Repeat the listing below word for word, minus the pictures.

::::

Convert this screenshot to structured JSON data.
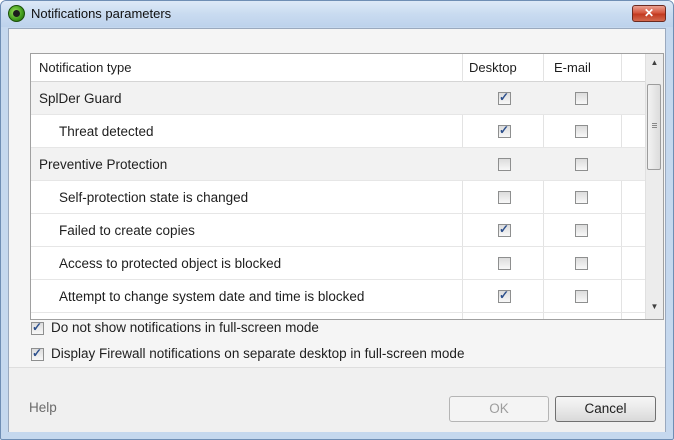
{
  "window": {
    "title": "Notifications parameters",
    "close_glyph": "✕",
    "app_icon": "spider-bug-icon",
    "colors": {
      "title_bar": "#c9dbf0",
      "close_button": "#c9462a",
      "checkbox_check": "#2c4f8c"
    }
  },
  "grid": {
    "columns": {
      "type": "Notification type",
      "desktop": "Desktop",
      "email": "E-mail"
    },
    "rows": [
      {
        "label": "SplDer Guard",
        "level": 0,
        "desktop": true,
        "email": false
      },
      {
        "label": "Threat detected",
        "level": 1,
        "desktop": true,
        "email": false
      },
      {
        "label": "Preventive Protection",
        "level": 0,
        "desktop": false,
        "email": false
      },
      {
        "label": "Self-protection state is changed",
        "level": 1,
        "desktop": false,
        "email": false
      },
      {
        "label": "Failed to create copies",
        "level": 1,
        "desktop": true,
        "email": false
      },
      {
        "label": "Access to protected object is blocked",
        "level": 1,
        "desktop": false,
        "email": false
      },
      {
        "label": "Attempt to change system date and time is blocked",
        "level": 1,
        "desktop": true,
        "email": false
      }
    ],
    "scrollbar": {
      "up_glyph": "▲",
      "down_glyph": "▼"
    }
  },
  "options": {
    "fullscreen_label": "Do not show notifications in full-screen mode",
    "fullscreen_checked": true,
    "firewall_label": "Display Firewall notifications on separate desktop in full-screen mode",
    "firewall_checked": true
  },
  "footer": {
    "help": "Help",
    "ok": "OK",
    "cancel": "Cancel"
  }
}
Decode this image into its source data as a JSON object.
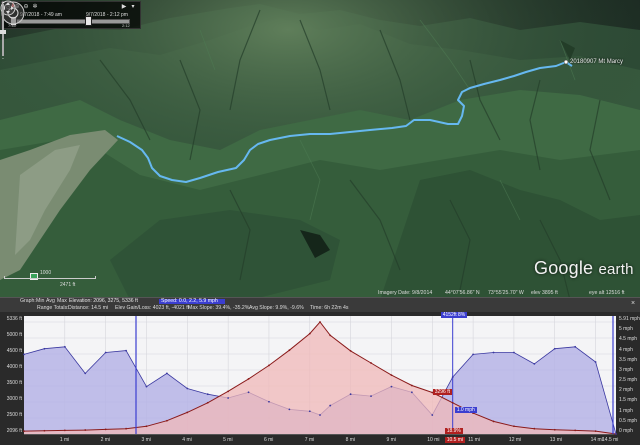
{
  "time_slider": {
    "start_label": "9/7/2018 - 7:49 am",
    "end_label": "9/7/2018 - 2:12 pm",
    "left_tick": "7:45",
    "right_tick": "2:12",
    "handle_start_fraction": 0.0,
    "handle_end_fraction": 0.65
  },
  "map": {
    "place_label": "20180907 Mt Marcy",
    "scale_value": "2471 ft",
    "scale_sub": "1000",
    "logo_google": "Google",
    "logo_earth": "earth"
  },
  "status_bar": {
    "imagery_date": "Imagery Date: 9/8/2014",
    "lat": "44°07'56.86\" N",
    "lon": "73°55'25.70\" W",
    "elev": "elev  3895 ft",
    "eye_alt": "eye alt  12516 ft"
  },
  "profile": {
    "row1_label": "Graph:",
    "row1_items": [
      "Min",
      "Avg",
      "Max"
    ],
    "row1_elevation": "Elevation:  2096, 3275, 5336 ft",
    "row1_speed": "Speed: 0.0, 2.2, 5.9 mph",
    "row2_range_totals": "Range Totals:",
    "row2_distance": "Distance: 14.5 mi",
    "row2_elev_gain": "Elev Gain/Loss: 4023 ft, -4021 ft",
    "row2_max_slope": "Max Slope: 39.4%, -35.2%",
    "row2_avg_slope": "Avg Slope: 9.9%, -9.6%",
    "row2_time": "Time: 6h 22m 4s",
    "cursor_top_label": "4152ft 8%",
    "cursor_pos_label": "10.5 mi",
    "marker_elev": "3296 ft",
    "marker_speed": "1.0 mph",
    "marker_pct": "18.9%",
    "close_icon_glyph": "×",
    "y_left_labels": [
      "5336 ft",
      "5000 ft",
      "4500 ft",
      "4000 ft",
      "3500 ft",
      "3000 ft",
      "2500 ft",
      "2096 ft"
    ],
    "y_right_labels": [
      "5.91 mph",
      "5 mph",
      "4.5 mph",
      "4 mph",
      "3.5 mph",
      "3 mph",
      "2.5 mph",
      "2 mph",
      "1.5 mph",
      "1 mph",
      "0.5 mph",
      "0 mph"
    ],
    "x_labels": [
      "1 mi",
      "2 mi",
      "3 mi",
      "4 mi",
      "5 mi",
      "6 mi",
      "7 mi",
      "8 mi",
      "9 mi",
      "10 mi",
      "11 mi",
      "12 mi",
      "13 mi",
      "14 mi",
      "14.5 mi"
    ],
    "colors": {
      "elevation_fill": "#f0b8b8",
      "elevation_line": "#8a1a1a",
      "speed_fill": "#b6b4e6",
      "speed_line": "#3a38a0",
      "track": "#66b8f0"
    }
  },
  "chart_data": {
    "type": "line",
    "xlabel": "",
    "ylabel": "",
    "x": [
      0,
      0.5,
      1,
      1.5,
      2,
      2.5,
      3,
      3.5,
      4,
      4.5,
      5,
      5.5,
      6,
      6.5,
      7,
      7.25,
      7.5,
      8,
      8.5,
      9,
      9.5,
      10,
      10.5,
      11,
      11.5,
      12,
      12.5,
      13,
      13.5,
      14,
      14.5
    ],
    "series": [
      {
        "values": [
          2180,
          2190,
          2200,
          2210,
          2230,
          2250,
          2320,
          2480,
          2720,
          3000,
          3330,
          3690,
          4080,
          4520,
          5000,
          5336,
          4950,
          4500,
          4150,
          3800,
          3500,
          3296,
          3000,
          2700,
          2460,
          2320,
          2250,
          2220,
          2200,
          2180,
          2096
        ]
      },
      {
        "values": [
          4.2,
          4.5,
          4.6,
          3.2,
          4.3,
          4.4,
          2.5,
          3.2,
          2.4,
          2.1,
          1.9,
          2.2,
          1.7,
          1.3,
          1.2,
          1.0,
          1.5,
          2.1,
          2.0,
          2.5,
          2.2,
          1.0,
          3.0,
          4.2,
          4.3,
          4.3,
          3.7,
          4.5,
          4.6,
          3.8,
          0.0
        ]
      }
    ],
    "ylim": [
      2096,
      5336
    ],
    "y2lim": [
      0,
      5.91
    ],
    "xlim": [
      0,
      14.5
    ],
    "cursor_x": 10.5
  }
}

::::

**Answer box:**
Convert this screenshot to structured JSON data.
{
  "window": {
    "title": "Notifications parameters",
    "close_glyph": "✕",
    "app_icon": "spider-bug-icon",
    "colors": {
      "title_bar": "#c9dbf0",
      "close_button": "#c9462a",
      "checkbox_check": "#2c4f8c"
    }
  },
  "grid": {
    "columns": {
      "type": "Notification type",
      "desktop": "Desktop",
      "email": "E-mail"
    },
    "rows": [
      {
        "label": "SplDer Guard",
        "level": 0,
        "desktop": true,
        "email": false
      },
      {
        "label": "Threat detected",
        "level": 1,
        "desktop": true,
        "email": false
      },
      {
        "label": "Preventive Protection",
        "level": 0,
        "desktop": false,
        "email": false
      },
      {
        "label": "Self-protection state is changed",
        "level": 1,
        "desktop": false,
        "email": false
      },
      {
        "label": "Failed to create copies",
        "level": 1,
        "desktop": true,
        "email": false
      },
      {
        "label": "Access to protected object is blocked",
        "level": 1,
        "desktop": false,
        "email": false
      },
      {
        "label": "Attempt to change system date and time is blocked",
        "level": 1,
        "desktop": true,
        "email": false
      }
    ],
    "scrollbar": {
      "up_glyph": "▲",
      "down_glyph": "▼"
    }
  },
  "options": {
    "fullscreen_label": "Do not show notifications in full-screen mode",
    "fullscreen_checked": true,
    "firewall_label": "Display Firewall notifications on separate desktop in full-screen mode",
    "firewall_checked": true
  },
  "footer": {
    "help": "Help",
    "ok": "OK",
    "cancel": "Cancel"
  }
}
Decode this image into its source data as a JSON object.
{
  "time_slider": {
    "start_label": "9/7/2018 - 7:49 am",
    "end_label": "9/7/2018 - 2:12 pm",
    "left_tick": "7:45",
    "right_tick": "2:12",
    "handle_start_fraction": 0.0,
    "handle_end_fraction": 0.65
  },
  "map": {
    "place_label": "20180907 Mt Marcy",
    "scale_value": "2471 ft",
    "scale_sub": "1000",
    "logo_google": "Google",
    "logo_earth": "earth"
  },
  "status_bar": {
    "imagery_date": "Imagery Date: 9/8/2014",
    "lat": "44°07'56.86\" N",
    "lon": "73°55'25.70\" W",
    "elev": "elev  3895 ft",
    "eye_alt": "eye alt  12516 ft"
  },
  "profile": {
    "row1_label": "Graph:",
    "row1_items": [
      "Min",
      "Avg",
      "Max"
    ],
    "row1_elevation": "Elevation:  2096, 3275, 5336 ft",
    "row1_speed": "Speed: 0.0, 2.2, 5.9 mph",
    "row2_range_totals": "Range Totals:",
    "row2_distance": "Distance: 14.5 mi",
    "row2_elev_gain": "Elev Gain/Loss: 4023 ft, -4021 ft",
    "row2_max_slope": "Max Slope: 39.4%, -35.2%",
    "row2_avg_slope": "Avg Slope: 9.9%, -9.6%",
    "row2_time": "Time: 6h 22m 4s",
    "cursor_top_label": "4152ft 8%",
    "cursor_pos_label": "10.5 mi",
    "marker_elev": "3296 ft",
    "marker_speed": "1.0 mph",
    "marker_pct": "18.9%",
    "close_icon_glyph": "×",
    "y_left_labels": [
      "5336 ft",
      "5000 ft",
      "4500 ft",
      "4000 ft",
      "3500 ft",
      "3000 ft",
      "2500 ft",
      "2096 ft"
    ],
    "y_right_labels": [
      "5.91 mph",
      "5 mph",
      "4.5 mph",
      "4 mph",
      "3.5 mph",
      "3 mph",
      "2.5 mph",
      "2 mph",
      "1.5 mph",
      "1 mph",
      "0.5 mph",
      "0 mph"
    ],
    "x_labels": [
      "1 mi",
      "2 mi",
      "3 mi",
      "4 mi",
      "5 mi",
      "6 mi",
      "7 mi",
      "8 mi",
      "9 mi",
      "10 mi",
      "11 mi",
      "12 mi",
      "13 mi",
      "14 mi",
      "14.5 mi"
    ],
    "colors": {
      "elevation_fill": "#f0b8b8",
      "elevation_line": "#8a1a1a",
      "speed_fill": "#b6b4e6",
      "speed_line": "#3a38a0",
      "track": "#66b8f0"
    }
  },
  "chart_data": {
    "type": "line",
    "xlabel": "",
    "ylabel": "",
    "x": [
      0,
      0.5,
      1,
      1.5,
      2,
      2.5,
      3,
      3.5,
      4,
      4.5,
      5,
      5.5,
      6,
      6.5,
      7,
      7.25,
      7.5,
      8,
      8.5,
      9,
      9.5,
      10,
      10.5,
      11,
      11.5,
      12,
      12.5,
      13,
      13.5,
      14,
      14.5
    ],
    "series": [
      {
        "values": [
          2180,
          2190,
          2200,
          2210,
          2230,
          2250,
          2320,
          2480,
          2720,
          3000,
          3330,
          3690,
          4080,
          4520,
          5000,
          5336,
          4950,
          4500,
          4150,
          3800,
          3500,
          3296,
          3000,
          2700,
          2460,
          2320,
          2250,
          2220,
          2200,
          2180,
          2096
        ]
      },
      {
        "values": [
          4.2,
          4.5,
          4.6,
          3.2,
          4.3,
          4.4,
          2.5,
          3.2,
          2.4,
          2.1,
          1.9,
          2.2,
          1.7,
          1.3,
          1.2,
          1.0,
          1.5,
          2.1,
          2.0,
          2.5,
          2.2,
          1.0,
          3.0,
          4.2,
          4.3,
          4.3,
          3.7,
          4.5,
          4.6,
          3.8,
          0.0
        ]
      }
    ],
    "ylim": [
      2096,
      5336
    ],
    "y2lim": [
      0,
      5.91
    ],
    "xlim": [
      0,
      14.5
    ],
    "cursor_x": 10.5
  }
}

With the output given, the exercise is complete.